Whether you’re trying increase your home’s curb appeal or simply think there are too many chips in the paint, your exterior window frames can always use some new paint, providing your home’s façade with a fresh look that will leave you proud. If you have a couple hours to spare, let’s get started!
Materials and Tools
Directions for Painting Exterior Windows
- Choosing a suitable trim paint: Before you start painting your window frames, find some trim paint specifically for the outdoors, so it can last longer in different weather conditions.
- Removing the old putty and paint: Scrub the area with a TSP cleaning solution before rinsing thoroughly. Then, scrape the loose window putty and paint off from around the window’s edges, brushing clean. Once you’ve sanded the wood smooth, brush the exposed wood using linseed oil, which will help the fresh putty adhere. Now, roll the new putty into a narrow tube shape, pressing it into bare spots. Pull your putty knife down it to make a sloping, flat surface, and then slide a wet finger down the putty in the opposite direction, removing small imperfections.
- Allowing the putty to dry: Once you’ve applied new putty, open your window and pull down its top until it’s roughly three inches from the sill. Push up the bottom sash until it’s roughly three inches from the window frame’s top. Now, let the putty dry as per the manufacturer’s directions.
- Painting the sash: First, prime bare wood if there is any, starting with the window’s muntins. Continue by painting the horizontal parts and then the vertical parts, which should provide you with neat results, as brushstrokes running against the grain are covered by those that aren’t. Also, don’t fret about a little paint getting on the window glass—wait until it has dried and then scape off excess with a single-edged razor blade.
- Painting everything else: Move the sashes back to their regular positions before painting what was unreachable previously. Once those parts are painted, open your window somewhat, leaving roughly a one-inch gap from the bottom and top. Move your sashes several times while the paint is drying to prevent sticking.
- Painting jambs and stops: Now, paint the jambs and stops, but avoid painting the tracks that the window moves in—paint buildup may lead to the window jamming.
- Painting window casing’s face: While painting your window casing, cover the nearby siding using painter’s tape.
Feel free to check out the Hipp’s Help store for any home improvement needs or supplies for projects.

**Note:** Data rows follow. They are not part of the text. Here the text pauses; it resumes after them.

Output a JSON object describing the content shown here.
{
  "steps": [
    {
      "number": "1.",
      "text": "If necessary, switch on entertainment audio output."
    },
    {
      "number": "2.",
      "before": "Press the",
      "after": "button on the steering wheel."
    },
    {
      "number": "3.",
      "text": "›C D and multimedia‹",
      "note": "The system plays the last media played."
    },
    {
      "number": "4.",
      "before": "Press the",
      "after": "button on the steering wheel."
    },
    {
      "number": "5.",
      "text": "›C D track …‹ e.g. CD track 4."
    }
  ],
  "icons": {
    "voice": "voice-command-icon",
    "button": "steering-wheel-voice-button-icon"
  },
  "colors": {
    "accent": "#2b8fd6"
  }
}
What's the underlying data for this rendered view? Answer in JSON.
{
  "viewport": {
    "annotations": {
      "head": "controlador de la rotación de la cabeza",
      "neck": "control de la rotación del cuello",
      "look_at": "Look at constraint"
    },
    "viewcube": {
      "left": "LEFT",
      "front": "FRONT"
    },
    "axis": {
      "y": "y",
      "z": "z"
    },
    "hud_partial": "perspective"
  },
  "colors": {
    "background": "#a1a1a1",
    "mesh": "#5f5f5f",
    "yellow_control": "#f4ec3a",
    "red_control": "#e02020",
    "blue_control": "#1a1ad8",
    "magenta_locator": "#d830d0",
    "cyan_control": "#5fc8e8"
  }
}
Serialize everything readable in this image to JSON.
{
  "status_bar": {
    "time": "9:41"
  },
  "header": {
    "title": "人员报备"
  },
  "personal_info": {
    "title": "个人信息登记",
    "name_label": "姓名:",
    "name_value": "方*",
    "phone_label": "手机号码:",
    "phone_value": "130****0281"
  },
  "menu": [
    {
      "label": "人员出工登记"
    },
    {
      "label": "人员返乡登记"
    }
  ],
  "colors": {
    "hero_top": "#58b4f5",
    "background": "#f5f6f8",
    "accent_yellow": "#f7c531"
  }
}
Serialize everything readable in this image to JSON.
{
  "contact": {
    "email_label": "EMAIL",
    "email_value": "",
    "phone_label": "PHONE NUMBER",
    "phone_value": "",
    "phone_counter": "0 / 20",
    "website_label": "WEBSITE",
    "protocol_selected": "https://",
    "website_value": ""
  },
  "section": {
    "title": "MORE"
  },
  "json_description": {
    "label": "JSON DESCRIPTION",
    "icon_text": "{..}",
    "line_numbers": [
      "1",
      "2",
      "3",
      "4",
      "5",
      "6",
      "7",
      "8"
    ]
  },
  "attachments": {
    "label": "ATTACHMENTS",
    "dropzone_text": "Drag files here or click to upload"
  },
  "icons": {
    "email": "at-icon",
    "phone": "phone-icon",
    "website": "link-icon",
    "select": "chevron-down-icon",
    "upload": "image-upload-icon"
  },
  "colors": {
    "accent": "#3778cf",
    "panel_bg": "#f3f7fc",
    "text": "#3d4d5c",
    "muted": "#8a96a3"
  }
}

We offer FREE ship to store for all of Mountain View customers. And we also offer reasonable shipping rates for the rest of our customers throughout the country.
Copyright: grafner / 123RF Stock Photo